Task details » Below are some records; reproduce them exactly.

═══ Task inputs ═══

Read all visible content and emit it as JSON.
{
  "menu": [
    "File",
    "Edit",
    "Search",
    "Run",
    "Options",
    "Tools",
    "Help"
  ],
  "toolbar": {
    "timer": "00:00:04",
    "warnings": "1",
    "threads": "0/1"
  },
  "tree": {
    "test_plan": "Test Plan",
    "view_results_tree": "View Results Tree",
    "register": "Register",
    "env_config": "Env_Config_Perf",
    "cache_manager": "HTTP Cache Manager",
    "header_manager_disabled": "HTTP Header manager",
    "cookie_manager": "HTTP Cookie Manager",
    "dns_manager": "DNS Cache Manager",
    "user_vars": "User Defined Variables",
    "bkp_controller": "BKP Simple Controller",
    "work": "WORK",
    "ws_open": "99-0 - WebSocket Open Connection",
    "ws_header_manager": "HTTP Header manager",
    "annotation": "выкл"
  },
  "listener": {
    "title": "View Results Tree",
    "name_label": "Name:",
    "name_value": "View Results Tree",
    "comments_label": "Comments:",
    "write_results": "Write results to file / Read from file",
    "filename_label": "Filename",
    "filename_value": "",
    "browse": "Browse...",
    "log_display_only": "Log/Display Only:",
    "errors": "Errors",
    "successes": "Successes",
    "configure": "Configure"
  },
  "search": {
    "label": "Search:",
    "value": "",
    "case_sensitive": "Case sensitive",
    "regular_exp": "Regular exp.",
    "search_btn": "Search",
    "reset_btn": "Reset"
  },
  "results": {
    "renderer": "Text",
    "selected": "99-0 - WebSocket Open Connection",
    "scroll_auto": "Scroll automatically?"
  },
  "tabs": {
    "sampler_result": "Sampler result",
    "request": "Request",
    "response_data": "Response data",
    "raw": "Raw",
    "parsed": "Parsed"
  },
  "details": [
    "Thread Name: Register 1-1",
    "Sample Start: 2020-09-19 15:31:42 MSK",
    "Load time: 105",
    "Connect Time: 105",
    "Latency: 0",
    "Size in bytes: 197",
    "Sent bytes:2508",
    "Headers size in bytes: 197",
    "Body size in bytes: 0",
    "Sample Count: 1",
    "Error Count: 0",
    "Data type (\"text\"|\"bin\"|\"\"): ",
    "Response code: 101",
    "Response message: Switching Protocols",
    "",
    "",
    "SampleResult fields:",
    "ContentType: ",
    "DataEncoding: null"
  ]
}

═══

Answer section »
Read all visible content and emit it as JSON.
{
  "menu": [
    "File",
    "Edit",
    "Search",
    "Run",
    "Options",
    "Tools",
    "Help"
  ],
  "toolbar": {
    "timer": "00:00:04",
    "warnings": "1",
    "threads": "0/1"
  },
  "tree": {
    "test_plan": "Test Plan",
    "view_results_tree": "View Results Tree",
    "register": "Register",
    "env_config": "Env_Config_Perf",
    "cache_manager": "HTTP Cache Manager",
    "header_manager_disabled": "HTTP Header manager",
    "cookie_manager": "HTTP Cookie Manager",
    "dns_manager": "DNS Cache Manager",
    "user_vars": "User Defined Variables",
    "bkp_controller": "BKP Simple Controller",
    "work": "WORK",
    "ws_open": "99-0 - WebSocket Open Connection",
    "ws_header_manager": "HTTP Header manager",
    "annotation": "выкл"
  },
  "listener": {
    "title": "View Results Tree",
    "name_label": "Name:",
    "name_value": "View Results Tree",
    "comments_label": "Comments:",
    "write_results": "Write results to file / Read from file",
    "filename_label": "Filename",
    "filename_value": "",
    "browse": "Browse...",
    "log_display_only": "Log/Display Only:",
    "errors": "Errors",
    "successes": "Successes",
    "configure": "Configure"
  },
  "search": {
    "label": "Search:",
    "value": "",
    "case_sensitive": "Case sensitive",
    "regular_exp": "Regular exp.",
    "search_btn": "Search",
    "reset_btn": "Reset"
  },
  "results": {
    "renderer": "Text",
    "selected": "99-0 - WebSocket Open Connection",
    "scroll_auto": "Scroll automatically?"
  },
  "tabs": {
    "sampler_result": "Sampler result",
    "request": "Request",
    "response_data": "Response data",
    "raw": "Raw",
    "parsed": "Parsed"
  },
  "details": [
    "Thread Name: Register 1-1",
    "Sample Start: 2020-09-19 15:31:42 MSK",
    "Load time: 105",
    "Connect Time: 105",
    "Latency: 0",
    "Size in bytes: 197",
    "Sent bytes:2508",
    "Headers size in bytes: 197",
    "Body size in bytes: 0",
    "Sample Count: 1",
    "Error Count: 0",
    "Data type (\"text\"|\"bin\"|\"\"): ",
    "Response code: 101",
    "Response message: Switching Protocols",
    "",
    "",
    "SampleResult fields:",
    "ContentType: ",
    "DataEncoding: null"
  ]
}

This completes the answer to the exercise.